- P1-4 failed Make since they did not derive the wild-card solution.
- P1 and P3 failed Testing since they did not provide a test for a strictly increasing sequence and  respectively.
- P2-4 all failed to answer the Numerical Programming question.
- P1, 2, 4 all failed to write the final shell script.
Being more lenient and taking into account that non-optimal solutions for Make were given, possible code refactorings were enumerated and that all participants understood solutions when given, this would be a Pass with condition for each.
On the Current Exam
P1 felt the test was too difficult because there were too many assumptions e.g. language, test framework and version control.
P3 felt the test was difficult in the time available. P3 felt that if an examinee knows these things then they're fairly competent, but cautioned that if the examinees must get all the answers exactly right (e.g. for Make) then it would be very hard. P4 added that if the test was "closed book" then the number of passes would be very small.
P3 and 4 felt the basic mix of shell, maintainable code, version control, build and test was good. P2 felt the test was quite well balanced.
P2 and P4 felt that more detail in the questions would avoid blind alleys.
On the Concept of an Exam
P1 thought it would be useful as a self-assessment for (particularly early-stage) researchers to identify their training needs. P2-4 also thought it was a good idea in principle.
On Making the Exam a Pre-Requisite for DiRAC Access
P1's view was it would not be reasonable to expect someone to sit this before getting access due to the diversity of researchers in both their background and intended use. They commented that a lot of users would be package users and more concerned with how to submit jobs.
P1 commented that the criteria should be are they doing good science, not how good/bad their code is and they would be very wary about making it a condition of access since there are already a number of hoops researchers must go through to get access (e.g. a detailed Technical Assessment).
P1 also raised the question of what happens if a researcher has their Technical Assessment accepted but refuses to sit the test, or fails it and is denied access?
P2-4 felt that it was reasonable to expect the test to be sat.

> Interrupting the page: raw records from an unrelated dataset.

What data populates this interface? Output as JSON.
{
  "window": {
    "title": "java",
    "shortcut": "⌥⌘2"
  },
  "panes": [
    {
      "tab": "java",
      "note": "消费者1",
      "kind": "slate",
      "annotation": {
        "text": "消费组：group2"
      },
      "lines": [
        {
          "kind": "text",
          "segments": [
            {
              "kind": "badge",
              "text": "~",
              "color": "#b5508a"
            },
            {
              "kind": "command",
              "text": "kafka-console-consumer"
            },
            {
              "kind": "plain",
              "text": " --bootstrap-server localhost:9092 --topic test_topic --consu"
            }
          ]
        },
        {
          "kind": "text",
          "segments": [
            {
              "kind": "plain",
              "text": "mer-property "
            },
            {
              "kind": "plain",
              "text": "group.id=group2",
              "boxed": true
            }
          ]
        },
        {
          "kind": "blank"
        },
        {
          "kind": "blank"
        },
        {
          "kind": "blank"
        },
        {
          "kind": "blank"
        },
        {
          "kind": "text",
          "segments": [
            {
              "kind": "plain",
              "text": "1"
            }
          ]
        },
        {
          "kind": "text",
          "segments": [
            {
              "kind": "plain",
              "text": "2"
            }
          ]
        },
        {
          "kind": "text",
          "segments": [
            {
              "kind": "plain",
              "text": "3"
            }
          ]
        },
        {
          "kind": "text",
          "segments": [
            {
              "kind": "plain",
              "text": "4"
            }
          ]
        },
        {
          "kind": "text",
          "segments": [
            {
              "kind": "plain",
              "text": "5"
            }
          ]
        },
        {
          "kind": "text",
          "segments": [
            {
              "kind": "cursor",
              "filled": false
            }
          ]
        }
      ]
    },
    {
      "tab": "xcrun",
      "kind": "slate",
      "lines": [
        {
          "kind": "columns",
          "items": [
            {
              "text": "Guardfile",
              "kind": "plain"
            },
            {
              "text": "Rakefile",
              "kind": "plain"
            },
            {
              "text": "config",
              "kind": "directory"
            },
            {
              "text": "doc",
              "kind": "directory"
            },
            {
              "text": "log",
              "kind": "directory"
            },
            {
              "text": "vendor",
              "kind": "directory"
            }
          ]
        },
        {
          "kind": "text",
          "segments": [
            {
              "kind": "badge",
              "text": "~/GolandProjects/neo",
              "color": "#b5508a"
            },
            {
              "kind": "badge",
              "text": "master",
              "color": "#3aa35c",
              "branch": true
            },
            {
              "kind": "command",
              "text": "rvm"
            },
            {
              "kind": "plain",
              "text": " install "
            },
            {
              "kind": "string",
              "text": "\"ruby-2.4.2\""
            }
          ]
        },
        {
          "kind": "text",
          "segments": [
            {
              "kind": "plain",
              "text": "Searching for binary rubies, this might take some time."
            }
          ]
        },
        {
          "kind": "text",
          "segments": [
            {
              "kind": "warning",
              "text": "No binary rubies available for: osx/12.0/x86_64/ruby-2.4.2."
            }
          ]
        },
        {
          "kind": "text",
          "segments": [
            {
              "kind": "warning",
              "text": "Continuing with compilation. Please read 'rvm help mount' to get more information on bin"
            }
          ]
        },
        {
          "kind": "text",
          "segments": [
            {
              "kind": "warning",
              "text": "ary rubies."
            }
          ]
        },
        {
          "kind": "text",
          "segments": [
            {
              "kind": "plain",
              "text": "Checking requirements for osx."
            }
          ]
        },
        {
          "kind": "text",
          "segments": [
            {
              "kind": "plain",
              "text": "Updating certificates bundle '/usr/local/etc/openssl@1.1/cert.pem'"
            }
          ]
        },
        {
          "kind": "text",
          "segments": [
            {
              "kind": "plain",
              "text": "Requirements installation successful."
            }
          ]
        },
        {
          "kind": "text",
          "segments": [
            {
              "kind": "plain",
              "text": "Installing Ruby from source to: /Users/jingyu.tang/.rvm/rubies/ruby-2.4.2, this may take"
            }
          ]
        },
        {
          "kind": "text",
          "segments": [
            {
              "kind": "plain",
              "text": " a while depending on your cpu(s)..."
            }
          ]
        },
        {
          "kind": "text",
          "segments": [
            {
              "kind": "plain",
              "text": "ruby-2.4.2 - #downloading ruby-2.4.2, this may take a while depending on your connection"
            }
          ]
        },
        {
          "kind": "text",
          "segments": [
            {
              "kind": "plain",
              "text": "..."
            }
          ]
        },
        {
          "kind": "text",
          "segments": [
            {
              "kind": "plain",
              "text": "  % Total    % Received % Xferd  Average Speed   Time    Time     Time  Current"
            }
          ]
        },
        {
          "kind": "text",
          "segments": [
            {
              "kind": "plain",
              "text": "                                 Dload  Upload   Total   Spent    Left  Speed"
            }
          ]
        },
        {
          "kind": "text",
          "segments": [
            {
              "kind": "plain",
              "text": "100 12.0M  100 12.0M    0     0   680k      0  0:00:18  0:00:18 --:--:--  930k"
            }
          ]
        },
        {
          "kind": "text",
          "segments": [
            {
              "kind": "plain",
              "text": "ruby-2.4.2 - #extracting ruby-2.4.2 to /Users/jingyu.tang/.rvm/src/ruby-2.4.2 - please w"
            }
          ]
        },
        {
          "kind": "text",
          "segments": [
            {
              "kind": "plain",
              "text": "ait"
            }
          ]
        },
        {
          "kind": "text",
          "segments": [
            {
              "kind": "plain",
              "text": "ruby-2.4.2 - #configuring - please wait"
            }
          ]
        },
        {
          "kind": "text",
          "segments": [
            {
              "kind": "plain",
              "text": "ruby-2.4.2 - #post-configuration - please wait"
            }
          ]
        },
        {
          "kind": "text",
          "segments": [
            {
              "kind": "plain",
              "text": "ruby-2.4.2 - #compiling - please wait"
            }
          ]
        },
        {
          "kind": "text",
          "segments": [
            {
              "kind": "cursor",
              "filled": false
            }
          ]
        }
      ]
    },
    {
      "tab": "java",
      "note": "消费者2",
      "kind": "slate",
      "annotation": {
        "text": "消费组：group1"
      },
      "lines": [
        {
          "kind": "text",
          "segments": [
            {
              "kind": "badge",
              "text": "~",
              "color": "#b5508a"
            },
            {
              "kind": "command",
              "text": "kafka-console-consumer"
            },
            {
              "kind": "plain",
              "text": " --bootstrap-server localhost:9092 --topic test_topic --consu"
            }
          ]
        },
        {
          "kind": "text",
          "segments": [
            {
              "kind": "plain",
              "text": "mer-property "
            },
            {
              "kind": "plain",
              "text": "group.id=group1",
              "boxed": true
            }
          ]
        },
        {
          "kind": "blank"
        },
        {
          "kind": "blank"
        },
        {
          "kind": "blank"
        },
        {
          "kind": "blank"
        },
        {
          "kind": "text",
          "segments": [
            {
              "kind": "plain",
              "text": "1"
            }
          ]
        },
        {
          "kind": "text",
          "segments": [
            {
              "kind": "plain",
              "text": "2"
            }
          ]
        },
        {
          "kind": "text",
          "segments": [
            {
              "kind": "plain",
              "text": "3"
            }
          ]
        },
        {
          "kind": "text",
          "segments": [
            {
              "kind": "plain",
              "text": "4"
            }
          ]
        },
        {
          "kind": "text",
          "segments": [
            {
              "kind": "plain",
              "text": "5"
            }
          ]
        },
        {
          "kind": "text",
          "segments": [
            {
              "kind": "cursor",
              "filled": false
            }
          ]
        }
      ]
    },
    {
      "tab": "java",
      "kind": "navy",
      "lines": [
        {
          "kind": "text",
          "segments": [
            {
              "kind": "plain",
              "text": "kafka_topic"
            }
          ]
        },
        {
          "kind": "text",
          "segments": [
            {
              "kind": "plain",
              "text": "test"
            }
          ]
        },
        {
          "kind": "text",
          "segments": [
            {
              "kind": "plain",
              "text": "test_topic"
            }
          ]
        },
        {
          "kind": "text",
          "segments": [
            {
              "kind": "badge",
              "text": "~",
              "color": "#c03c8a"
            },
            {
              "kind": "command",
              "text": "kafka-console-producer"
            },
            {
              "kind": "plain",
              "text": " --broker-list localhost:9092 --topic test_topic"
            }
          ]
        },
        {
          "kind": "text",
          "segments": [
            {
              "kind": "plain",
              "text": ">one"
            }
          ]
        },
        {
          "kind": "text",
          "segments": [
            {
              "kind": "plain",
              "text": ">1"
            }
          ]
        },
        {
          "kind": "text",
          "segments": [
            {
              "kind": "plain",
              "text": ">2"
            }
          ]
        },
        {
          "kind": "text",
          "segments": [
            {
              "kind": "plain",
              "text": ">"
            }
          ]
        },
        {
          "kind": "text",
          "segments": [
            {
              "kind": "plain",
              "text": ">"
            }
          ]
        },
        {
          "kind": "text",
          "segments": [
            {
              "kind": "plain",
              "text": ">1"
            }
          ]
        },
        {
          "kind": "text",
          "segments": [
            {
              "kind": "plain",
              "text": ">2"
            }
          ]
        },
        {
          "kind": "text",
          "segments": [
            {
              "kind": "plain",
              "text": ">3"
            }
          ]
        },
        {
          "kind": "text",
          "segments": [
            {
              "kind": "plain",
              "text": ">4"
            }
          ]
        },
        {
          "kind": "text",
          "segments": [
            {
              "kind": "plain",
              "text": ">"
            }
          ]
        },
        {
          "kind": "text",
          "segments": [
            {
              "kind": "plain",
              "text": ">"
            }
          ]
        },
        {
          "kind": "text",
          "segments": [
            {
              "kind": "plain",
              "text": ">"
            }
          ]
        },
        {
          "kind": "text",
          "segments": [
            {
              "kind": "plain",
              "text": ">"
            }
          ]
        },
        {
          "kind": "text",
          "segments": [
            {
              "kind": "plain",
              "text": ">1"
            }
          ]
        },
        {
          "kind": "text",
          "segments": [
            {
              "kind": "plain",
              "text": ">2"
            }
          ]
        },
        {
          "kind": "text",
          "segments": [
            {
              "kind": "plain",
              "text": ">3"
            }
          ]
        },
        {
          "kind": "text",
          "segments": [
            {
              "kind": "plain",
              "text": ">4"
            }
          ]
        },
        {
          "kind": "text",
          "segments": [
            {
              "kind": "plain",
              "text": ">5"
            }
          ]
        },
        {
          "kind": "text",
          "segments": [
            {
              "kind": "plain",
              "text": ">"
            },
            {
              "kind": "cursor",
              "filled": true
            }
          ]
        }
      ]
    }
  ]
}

P2 said it could annoy some people but if one decides that only skilled users can access a facility then there needs to be some way to ensure that. P3 and P4 agreed.
P3 commented that if the users objective is research then they may not want to bother and that if what they do and how they do it works for them then they're only wasting their own time if they're inefficient.
P3 and P4 felt the pass/conditional pass/fail marking scheme was harsh. P3 commented that attending a bootcamp might not be enough e.g. P3 had attended a bootcamp but the shell content was skipped and Make wasn't covered at all.
P4 said that if DiRAC has capacity for everyone who ever may be given access then the barrier could be reduced. The barrier could be increased as more use DiRAC.
P3 questioned whether those applying for access (e.g. a PI) would be the same as those who actually use it (e.g. an RA). They made the distinction between someone buying a car and someone actually driving it.
Suggestions for Revision
- Explicitly state that the examinee can use the web, man pages etc.
- Version Control
- Allow use of CVS and Mercurial in addition to Subversion and Git.
- Tell examinees to add their all-dat-files.txt file to the repository.
- Drop or provide an easier example.
- Provide an ANT alternative.
- State that the sequence is "strictly increasing".
- Move to after Code review so examinees are familiar with the xUnit format and how to run tests in their chosen language.
- Provide them with a test function and the command-line invocation to compile/run tests.
- Numerical Programming (and Version Control)
- Code Review
- Quantify the number of possible refactorings e.g. "Improve this code in at least 3 ways".
- Provide a more "scientific" example.
- Move this exercise before code review so it doesn't get dropped through lack of time.
- Marking Criteria
- Should consider responses given by examinee when discussing results with them as this could take a Fail to a Pass with condition to a Pass.